Autism Spectrum Disorder (ASD)
Not every case of ASD is the same, so some cases may be difficult to identify. Premature babies have a higher risk of having ASD, and it is sometimes identifiable before the child is even 18 months old. By the time the child is 2 years old, if they do have ASD, a healthcare provider may have already given a diagnosis, but some children aren't diagnosed until they are much older.
Every case of ASD is different. About 1 in 68 children in the United States have it, some more severe than others. Some children with ASD can talk, but some cannot. One child may be exceptionally bright while another might have trouble learning in school. There is no sure way to know if a child has ASD- no blood test or obvious signs- but it is diagnosed by observing a child's behavior.
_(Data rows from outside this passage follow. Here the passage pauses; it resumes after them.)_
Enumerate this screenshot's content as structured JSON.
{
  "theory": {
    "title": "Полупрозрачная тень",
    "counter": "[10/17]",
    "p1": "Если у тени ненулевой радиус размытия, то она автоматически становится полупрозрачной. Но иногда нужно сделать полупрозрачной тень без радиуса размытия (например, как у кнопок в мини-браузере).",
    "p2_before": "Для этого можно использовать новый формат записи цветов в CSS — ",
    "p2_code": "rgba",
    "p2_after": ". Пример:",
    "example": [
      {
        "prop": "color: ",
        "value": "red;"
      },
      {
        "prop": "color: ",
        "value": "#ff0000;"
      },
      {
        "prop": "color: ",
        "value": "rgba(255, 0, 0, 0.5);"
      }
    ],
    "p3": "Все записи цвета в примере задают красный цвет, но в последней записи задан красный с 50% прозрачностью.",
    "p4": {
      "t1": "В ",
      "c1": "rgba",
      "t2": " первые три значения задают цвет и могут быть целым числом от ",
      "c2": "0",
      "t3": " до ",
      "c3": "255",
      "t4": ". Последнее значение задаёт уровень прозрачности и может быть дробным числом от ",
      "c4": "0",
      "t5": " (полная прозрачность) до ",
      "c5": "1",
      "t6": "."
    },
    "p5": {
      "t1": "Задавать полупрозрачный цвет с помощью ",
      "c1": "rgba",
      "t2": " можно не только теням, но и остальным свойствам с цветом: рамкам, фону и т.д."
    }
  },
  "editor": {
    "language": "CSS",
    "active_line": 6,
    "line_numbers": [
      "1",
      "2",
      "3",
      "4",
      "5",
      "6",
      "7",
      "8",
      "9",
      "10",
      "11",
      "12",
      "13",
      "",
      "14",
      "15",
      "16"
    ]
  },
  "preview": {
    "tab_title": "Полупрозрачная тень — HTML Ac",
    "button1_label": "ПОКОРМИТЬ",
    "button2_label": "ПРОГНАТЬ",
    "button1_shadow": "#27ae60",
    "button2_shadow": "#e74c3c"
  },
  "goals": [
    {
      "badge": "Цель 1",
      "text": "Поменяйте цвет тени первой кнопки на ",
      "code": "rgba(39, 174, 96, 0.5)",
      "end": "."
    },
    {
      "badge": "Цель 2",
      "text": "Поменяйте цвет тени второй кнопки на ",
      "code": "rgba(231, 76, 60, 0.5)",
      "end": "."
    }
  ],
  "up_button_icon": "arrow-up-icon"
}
If a child doesn't seem to be reaching developmental milestones or if they are losing skills that they once had (called regression), they may have ASD.
3 Important Facts
- The rate of autism in the United States is steadily growing.
- Boys are 5 times as likely as girls to have ASD.
- About 40% of children with autism cannot speak.